What is required: Supply the number of lines below containing "IsProcessRunning", nothing else.

** Opening Information supplied block **

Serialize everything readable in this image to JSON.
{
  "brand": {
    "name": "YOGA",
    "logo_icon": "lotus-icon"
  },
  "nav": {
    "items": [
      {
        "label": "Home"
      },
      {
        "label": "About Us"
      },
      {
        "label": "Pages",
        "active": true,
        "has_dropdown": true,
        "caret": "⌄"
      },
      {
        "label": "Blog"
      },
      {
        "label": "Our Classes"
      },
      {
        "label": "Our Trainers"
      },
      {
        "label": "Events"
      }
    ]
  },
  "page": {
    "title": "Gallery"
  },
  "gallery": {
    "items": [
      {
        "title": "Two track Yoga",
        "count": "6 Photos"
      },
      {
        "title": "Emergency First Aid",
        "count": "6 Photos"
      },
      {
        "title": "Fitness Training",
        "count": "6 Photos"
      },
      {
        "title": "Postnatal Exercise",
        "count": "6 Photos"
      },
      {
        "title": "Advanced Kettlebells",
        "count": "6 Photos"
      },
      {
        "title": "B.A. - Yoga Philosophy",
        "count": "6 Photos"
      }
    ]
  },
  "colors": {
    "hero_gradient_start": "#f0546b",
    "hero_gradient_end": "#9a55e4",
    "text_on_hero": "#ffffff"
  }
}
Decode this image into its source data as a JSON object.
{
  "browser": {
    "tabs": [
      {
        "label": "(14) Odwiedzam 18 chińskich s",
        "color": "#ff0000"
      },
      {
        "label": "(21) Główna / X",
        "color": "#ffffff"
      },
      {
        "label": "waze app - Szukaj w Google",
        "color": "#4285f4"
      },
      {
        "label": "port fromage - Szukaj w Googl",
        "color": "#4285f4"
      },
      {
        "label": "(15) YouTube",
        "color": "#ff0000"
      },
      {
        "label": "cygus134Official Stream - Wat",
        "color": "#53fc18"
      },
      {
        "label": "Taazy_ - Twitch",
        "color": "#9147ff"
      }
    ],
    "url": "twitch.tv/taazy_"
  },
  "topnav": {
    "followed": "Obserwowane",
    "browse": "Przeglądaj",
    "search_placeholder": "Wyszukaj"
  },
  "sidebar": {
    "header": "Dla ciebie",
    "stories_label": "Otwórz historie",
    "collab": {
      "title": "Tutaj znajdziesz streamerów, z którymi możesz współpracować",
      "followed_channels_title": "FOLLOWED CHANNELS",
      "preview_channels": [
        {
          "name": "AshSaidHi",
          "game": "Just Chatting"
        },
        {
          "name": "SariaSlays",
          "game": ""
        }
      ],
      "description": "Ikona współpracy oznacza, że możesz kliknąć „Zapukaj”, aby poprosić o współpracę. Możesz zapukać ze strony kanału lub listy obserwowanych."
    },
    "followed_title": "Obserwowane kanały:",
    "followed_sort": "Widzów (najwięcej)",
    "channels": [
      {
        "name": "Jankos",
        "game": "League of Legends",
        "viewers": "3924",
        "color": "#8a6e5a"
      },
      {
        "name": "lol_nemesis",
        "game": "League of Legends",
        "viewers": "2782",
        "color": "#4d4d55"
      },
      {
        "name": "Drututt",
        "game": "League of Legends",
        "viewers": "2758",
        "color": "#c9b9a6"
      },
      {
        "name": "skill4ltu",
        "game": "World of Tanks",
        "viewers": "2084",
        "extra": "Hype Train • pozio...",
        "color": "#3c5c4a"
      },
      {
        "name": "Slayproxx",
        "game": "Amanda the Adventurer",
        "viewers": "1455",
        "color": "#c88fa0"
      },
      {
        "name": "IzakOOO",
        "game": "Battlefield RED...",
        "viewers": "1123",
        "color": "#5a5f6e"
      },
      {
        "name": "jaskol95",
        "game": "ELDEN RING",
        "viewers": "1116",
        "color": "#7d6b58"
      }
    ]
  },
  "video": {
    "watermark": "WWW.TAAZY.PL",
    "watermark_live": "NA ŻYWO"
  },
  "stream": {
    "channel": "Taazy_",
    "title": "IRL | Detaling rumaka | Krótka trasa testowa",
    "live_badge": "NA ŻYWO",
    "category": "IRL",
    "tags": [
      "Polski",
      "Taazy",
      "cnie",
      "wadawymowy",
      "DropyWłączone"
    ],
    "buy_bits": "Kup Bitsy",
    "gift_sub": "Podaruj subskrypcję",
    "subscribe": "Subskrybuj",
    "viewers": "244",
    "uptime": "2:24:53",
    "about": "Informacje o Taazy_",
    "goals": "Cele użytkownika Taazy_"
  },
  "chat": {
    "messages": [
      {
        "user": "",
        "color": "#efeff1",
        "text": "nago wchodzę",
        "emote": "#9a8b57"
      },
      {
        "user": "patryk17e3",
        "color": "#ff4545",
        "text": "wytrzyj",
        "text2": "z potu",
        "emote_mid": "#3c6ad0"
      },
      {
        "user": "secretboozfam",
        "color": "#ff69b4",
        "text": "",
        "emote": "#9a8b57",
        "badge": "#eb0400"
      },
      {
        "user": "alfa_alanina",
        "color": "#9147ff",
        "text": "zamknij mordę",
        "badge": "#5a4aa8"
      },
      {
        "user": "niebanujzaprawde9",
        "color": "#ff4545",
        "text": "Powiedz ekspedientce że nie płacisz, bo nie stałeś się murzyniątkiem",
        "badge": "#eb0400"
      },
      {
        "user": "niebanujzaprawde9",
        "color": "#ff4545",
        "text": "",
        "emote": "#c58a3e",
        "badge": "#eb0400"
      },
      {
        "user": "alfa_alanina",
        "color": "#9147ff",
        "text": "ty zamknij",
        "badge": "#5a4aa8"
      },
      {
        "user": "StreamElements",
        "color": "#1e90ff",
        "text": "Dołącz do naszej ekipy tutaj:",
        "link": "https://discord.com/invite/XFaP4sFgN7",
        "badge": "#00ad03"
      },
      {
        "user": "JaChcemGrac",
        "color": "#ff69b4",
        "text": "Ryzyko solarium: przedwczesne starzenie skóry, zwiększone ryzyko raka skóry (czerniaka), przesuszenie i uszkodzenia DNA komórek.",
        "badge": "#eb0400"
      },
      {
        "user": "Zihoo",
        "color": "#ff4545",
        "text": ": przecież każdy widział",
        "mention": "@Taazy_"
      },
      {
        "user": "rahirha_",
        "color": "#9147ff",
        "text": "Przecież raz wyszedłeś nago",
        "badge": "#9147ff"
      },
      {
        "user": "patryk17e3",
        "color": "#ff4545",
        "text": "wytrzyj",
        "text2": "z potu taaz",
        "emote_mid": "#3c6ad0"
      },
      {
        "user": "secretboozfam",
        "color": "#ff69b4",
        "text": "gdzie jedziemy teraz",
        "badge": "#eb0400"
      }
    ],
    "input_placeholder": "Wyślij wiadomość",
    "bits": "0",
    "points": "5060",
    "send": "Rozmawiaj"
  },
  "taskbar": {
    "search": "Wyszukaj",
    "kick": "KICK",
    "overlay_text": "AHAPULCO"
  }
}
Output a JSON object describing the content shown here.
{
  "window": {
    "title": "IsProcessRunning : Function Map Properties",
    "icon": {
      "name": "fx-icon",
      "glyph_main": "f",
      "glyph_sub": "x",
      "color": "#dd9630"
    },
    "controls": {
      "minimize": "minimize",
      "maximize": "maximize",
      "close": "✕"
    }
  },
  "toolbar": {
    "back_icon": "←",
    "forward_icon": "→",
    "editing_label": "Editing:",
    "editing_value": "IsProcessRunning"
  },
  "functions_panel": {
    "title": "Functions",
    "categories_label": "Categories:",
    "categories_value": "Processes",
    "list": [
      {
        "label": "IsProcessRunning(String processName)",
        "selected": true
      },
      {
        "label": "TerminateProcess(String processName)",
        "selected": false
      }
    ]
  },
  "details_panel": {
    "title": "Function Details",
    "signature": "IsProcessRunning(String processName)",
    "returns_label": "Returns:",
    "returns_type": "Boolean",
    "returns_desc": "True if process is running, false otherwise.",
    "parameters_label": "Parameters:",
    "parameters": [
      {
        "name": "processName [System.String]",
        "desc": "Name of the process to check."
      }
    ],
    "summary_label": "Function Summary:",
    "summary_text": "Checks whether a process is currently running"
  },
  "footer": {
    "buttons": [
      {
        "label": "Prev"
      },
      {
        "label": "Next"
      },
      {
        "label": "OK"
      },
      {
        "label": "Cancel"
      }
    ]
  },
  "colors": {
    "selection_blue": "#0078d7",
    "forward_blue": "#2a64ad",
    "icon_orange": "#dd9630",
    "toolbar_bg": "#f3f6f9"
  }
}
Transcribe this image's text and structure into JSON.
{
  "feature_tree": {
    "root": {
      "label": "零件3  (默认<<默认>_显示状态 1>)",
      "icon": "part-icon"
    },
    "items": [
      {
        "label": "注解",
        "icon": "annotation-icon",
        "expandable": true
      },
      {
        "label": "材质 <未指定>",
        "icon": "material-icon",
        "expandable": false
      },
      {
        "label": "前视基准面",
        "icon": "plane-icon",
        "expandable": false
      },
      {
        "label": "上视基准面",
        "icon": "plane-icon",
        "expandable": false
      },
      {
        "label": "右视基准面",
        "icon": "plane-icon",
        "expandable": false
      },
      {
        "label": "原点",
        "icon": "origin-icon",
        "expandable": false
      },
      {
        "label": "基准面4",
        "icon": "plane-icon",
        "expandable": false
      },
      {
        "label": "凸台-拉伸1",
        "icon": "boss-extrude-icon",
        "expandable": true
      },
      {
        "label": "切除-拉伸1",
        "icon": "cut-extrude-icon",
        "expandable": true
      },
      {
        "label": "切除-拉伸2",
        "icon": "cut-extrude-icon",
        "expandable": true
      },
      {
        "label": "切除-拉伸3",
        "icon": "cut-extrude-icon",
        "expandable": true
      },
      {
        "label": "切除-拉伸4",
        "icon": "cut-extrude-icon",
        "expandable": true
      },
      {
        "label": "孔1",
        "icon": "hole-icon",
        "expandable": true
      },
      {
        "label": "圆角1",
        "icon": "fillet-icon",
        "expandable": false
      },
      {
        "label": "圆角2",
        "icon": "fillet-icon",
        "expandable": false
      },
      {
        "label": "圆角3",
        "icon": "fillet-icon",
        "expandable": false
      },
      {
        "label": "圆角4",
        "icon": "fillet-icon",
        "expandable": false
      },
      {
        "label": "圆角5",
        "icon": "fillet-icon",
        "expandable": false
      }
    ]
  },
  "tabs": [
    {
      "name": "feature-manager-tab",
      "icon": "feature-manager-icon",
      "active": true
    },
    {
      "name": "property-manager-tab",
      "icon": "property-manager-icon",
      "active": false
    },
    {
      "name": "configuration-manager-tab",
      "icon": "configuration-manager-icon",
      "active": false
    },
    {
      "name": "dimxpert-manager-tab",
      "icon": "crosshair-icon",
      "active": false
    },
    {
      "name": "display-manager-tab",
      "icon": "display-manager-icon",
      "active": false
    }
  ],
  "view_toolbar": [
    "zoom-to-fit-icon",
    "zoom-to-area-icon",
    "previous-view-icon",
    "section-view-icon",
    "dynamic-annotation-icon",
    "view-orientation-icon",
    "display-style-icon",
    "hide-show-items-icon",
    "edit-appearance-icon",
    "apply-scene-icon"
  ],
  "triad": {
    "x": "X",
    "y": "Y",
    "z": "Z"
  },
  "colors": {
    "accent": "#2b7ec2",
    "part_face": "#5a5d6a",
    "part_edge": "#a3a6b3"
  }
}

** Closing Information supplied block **

Response area: 4